No longer lost in translation: the art and science of sports injury prevention implementation research
- Correspondence to Caroline F Finch, Australian Centre for Research into Injury in Sport and its Prevention, Monash Injury Research Institute, Monash University, Clayton Campus, Melbourne, Victoria 3800, Australia;
- Accepted 24 May 2011
- Published Online First 22 June 2011
It is now understood that sports injury interventions will not have significant public health impact if they are not widely accepted and adopted by target sports participants. Although there has been increasing recognition of the need for intervention studies conducted within the real-world context of sports delivery, very few studies have been conducted in this important area. A major reason for this is that there are significant challenges in conducting implementation research; the more traditional sports medicine approaches may not be fully appropriate and new ways of thinking about how to design, conduct and report such research is needed. Moreover, real-world implementation of sports injury interventions and evaluation of their effectiveness needs to start to take into account the broad ecological context in which they are introduced, as well as considering the best way to translate this knowledge to reach the audiences who most need to benefit from such research. This overview paper provides perspectives and guidance on the design, conduct and evaluation of sports injury intervention implementation studies, including better understanding of the complexity of the ecological settings for intervention delivery. Some conceptual approaches that could be adopted in future implementation studies are discussed; particular emphasis is given to Intervention Mapping as a tool to assist intervention development, Diffusion of Innovations Theory to guide the planning of intervention strategies and the RE-AIM (reach, effectiveness, adoption, implementation and maintenance) framework for programme evaluation and programme design. Finally, a broad agenda for this emerging important field of sports medicine research is outlined.
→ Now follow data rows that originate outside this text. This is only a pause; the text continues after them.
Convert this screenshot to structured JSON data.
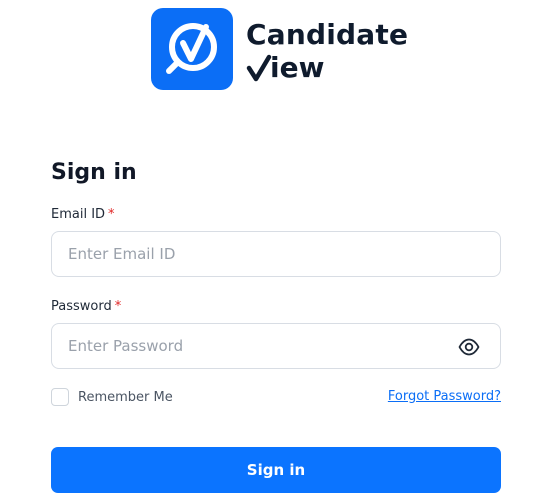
{
  "brand": {
    "name_line1": "Candidate",
    "name_line2": "iew",
    "logo_icon": "check-in-magnifier-icon",
    "accent_color": "#0b6ef6"
  },
  "signin": {
    "title": "Sign in",
    "email": {
      "label": "Email ID",
      "required_mark": "*",
      "placeholder": "Enter Email ID",
      "value": ""
    },
    "password": {
      "label": "Password",
      "required_mark": "*",
      "placeholder": "Enter Password",
      "value": "",
      "toggle_icon": "eye-icon"
    },
    "remember": {
      "label": "Remember Me",
      "checked": false
    },
    "forgot_label": "Forgot Password?",
    "submit_label": "Sign in",
    "button_color": "#0b74ff",
    "required_color": "#e02424"
  }
}
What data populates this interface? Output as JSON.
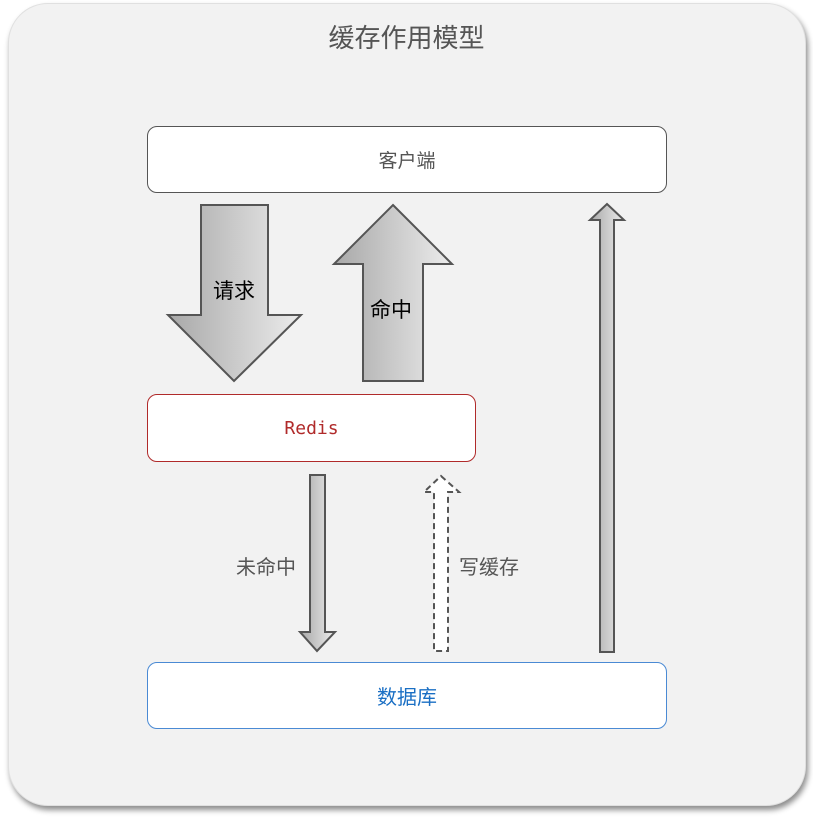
{
  "title": "缓存作用模型",
  "nodes": {
    "client": "客户端",
    "redis": "Redis",
    "database": "数据库"
  },
  "arrows": {
    "request": "请求",
    "hit": "命中",
    "miss": "未命中",
    "write_cache": "写缓存"
  },
  "colors": {
    "redis": "#b02a2a",
    "database": "#1a6fc4",
    "panel": "#f2f2f2"
  }
}
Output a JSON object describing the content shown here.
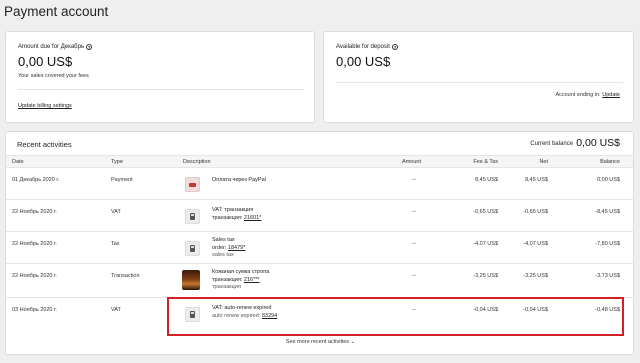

Competing interests None.
Provenance and peer review Commissioned; internally peer reviewed.